Nina’s life is only more miserable. Blame the West-stricken husband. Ananda, call him Andy, suffers from premature ejaculation — a disorder that the author exploits to dish out sex scenes so dysfunctional that you may not like to have sex for the next two-and-a-half weeks. Try this:

“She put her arms around him, slid her hands inside his pants, and caressed his faulty, furtive organ. ‘Please, darling, it will make such a difference to our marriage. Don’t you want to have better sex?’”

Yes, Ma’m, everyone desires that but at least in this novel, as Nina notes, one day, after browsing through a book titled
Male Sexuality, “sex was another country.”

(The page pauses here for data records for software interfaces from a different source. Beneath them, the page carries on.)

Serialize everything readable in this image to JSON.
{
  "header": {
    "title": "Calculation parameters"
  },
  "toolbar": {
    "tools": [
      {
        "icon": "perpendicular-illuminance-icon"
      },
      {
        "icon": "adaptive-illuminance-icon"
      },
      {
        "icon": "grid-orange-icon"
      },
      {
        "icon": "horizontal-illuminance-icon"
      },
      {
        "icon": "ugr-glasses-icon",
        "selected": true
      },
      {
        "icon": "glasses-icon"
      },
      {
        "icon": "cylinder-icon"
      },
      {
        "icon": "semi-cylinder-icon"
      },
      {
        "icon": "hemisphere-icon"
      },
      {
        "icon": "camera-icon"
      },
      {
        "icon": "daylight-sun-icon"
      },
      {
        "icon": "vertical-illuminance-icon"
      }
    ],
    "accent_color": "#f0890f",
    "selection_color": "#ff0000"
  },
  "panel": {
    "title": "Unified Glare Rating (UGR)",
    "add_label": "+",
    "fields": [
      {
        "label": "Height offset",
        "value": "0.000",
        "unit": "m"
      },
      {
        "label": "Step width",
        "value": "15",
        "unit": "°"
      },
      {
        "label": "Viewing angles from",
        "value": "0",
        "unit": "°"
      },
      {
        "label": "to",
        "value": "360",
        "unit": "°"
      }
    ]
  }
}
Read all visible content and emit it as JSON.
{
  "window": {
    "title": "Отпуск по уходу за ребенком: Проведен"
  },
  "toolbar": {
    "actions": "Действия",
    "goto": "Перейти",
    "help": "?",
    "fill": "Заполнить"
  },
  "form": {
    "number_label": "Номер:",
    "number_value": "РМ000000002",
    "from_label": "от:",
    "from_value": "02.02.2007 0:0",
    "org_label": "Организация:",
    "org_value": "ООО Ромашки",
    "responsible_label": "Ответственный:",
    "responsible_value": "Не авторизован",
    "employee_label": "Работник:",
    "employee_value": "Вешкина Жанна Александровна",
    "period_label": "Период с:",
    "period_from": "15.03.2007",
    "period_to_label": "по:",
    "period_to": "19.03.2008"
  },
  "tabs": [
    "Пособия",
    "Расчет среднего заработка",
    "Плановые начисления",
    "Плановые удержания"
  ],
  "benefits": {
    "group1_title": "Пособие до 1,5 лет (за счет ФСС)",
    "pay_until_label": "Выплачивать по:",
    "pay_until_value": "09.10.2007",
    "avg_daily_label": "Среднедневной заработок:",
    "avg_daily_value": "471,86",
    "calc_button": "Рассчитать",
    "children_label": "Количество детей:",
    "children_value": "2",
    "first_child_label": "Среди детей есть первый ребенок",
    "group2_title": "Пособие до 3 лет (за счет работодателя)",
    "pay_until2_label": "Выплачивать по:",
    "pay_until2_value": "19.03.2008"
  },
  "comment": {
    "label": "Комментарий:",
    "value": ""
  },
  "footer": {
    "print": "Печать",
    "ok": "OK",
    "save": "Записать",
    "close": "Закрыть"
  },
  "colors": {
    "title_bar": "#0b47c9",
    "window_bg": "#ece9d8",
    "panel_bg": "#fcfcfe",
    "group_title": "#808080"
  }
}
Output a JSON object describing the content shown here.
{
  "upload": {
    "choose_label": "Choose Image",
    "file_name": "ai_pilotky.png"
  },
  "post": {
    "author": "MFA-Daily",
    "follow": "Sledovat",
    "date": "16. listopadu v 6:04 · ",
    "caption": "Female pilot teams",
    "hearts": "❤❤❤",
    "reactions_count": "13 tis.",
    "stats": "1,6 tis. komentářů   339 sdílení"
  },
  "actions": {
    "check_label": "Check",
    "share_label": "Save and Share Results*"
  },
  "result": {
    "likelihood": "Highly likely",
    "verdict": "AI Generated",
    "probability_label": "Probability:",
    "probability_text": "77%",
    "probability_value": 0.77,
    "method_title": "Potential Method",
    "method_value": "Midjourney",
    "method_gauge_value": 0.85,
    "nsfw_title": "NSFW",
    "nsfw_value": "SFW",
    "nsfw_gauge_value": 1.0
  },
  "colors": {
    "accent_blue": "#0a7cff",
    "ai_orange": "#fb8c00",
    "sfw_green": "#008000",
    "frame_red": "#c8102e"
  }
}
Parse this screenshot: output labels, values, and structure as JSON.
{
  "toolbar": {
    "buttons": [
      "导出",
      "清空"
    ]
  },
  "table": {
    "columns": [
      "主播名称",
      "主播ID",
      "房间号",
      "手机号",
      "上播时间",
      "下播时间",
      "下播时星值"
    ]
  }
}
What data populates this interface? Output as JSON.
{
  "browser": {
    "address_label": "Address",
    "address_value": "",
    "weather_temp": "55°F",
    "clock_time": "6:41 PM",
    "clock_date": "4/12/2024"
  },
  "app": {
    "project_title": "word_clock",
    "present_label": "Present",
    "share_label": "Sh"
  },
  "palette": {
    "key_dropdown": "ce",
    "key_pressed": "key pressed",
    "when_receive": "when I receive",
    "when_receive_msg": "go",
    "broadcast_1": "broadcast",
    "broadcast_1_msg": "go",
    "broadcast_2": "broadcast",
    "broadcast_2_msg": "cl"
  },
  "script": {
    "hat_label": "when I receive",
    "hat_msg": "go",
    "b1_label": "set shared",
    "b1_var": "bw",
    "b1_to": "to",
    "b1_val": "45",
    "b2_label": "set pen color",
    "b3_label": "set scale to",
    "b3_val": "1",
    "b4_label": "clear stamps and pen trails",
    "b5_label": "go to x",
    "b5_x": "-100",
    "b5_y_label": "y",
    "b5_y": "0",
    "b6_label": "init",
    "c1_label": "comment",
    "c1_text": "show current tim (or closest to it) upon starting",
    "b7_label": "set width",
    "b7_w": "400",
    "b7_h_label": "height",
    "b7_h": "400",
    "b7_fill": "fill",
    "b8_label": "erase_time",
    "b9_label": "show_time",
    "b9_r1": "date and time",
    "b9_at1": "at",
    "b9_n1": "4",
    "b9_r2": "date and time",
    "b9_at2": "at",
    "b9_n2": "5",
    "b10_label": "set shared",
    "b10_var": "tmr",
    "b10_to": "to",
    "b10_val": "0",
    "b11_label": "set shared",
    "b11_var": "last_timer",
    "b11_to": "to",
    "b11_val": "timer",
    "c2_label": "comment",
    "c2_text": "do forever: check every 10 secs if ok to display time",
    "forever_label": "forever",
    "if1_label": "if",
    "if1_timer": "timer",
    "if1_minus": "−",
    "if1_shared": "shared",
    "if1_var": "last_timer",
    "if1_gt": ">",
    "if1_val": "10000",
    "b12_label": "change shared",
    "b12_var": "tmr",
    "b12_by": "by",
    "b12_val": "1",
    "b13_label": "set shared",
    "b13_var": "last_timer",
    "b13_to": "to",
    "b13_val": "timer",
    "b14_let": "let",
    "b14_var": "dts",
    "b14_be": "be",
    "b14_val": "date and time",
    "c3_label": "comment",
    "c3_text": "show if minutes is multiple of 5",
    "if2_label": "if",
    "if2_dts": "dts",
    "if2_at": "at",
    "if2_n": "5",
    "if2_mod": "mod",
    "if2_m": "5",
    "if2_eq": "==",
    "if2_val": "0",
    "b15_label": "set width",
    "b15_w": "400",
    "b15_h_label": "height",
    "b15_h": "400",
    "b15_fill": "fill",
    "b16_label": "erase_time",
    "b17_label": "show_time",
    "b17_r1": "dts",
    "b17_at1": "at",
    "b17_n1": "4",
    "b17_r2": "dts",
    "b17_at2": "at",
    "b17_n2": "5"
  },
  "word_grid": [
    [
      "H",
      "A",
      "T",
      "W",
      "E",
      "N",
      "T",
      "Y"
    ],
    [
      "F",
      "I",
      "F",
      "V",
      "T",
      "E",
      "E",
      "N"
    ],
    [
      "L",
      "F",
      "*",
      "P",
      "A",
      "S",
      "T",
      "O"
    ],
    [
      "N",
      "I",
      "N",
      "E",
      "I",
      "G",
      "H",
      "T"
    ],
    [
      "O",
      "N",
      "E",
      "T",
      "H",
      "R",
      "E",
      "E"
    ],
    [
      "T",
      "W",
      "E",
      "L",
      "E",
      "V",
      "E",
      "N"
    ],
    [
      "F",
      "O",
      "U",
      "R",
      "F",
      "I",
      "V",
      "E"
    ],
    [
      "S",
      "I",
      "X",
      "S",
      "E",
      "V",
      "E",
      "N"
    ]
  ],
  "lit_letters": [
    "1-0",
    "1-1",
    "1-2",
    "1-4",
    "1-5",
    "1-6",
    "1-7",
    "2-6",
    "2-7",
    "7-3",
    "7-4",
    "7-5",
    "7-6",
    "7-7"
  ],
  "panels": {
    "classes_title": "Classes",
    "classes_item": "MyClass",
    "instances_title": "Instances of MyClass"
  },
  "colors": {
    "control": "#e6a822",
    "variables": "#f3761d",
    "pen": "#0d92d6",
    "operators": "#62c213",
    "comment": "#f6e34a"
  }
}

The bad sex, an interesting twist however, serves as a rift to disenchant the couple from each other, and so is not the novel’s problem. The trouble is there’s no attempt to wade deep, really deep, into the complexities that could have rescued it from its underlying inertia. Theoretically, the scope of Nina’s evolution from being a weepy barren wife to a self-independent woman who has sex outside the marriage and is no longer dying to make babies is suitably sweeping but Kapur is unsuccessful in adding that je ne sais quoi that could have made the transition more gripping, more satisfying.

The author who so realistically drew out the world of Karol Bagh housewives in Home fails to go beyond the cardboard clichés of the immigrant experience in North America. While her characters try peeling off their immigrant’s identity — having steak, having sex with white people, Kapur’s own immigration to this genre fails. Unlike, say, Jhumpa Lahiri, her NRIs are less flavoured, less affectionate, less complicated, less convincing. Maybe Canada is too far for Kapur. Maybe she should return to middle-class Delhi.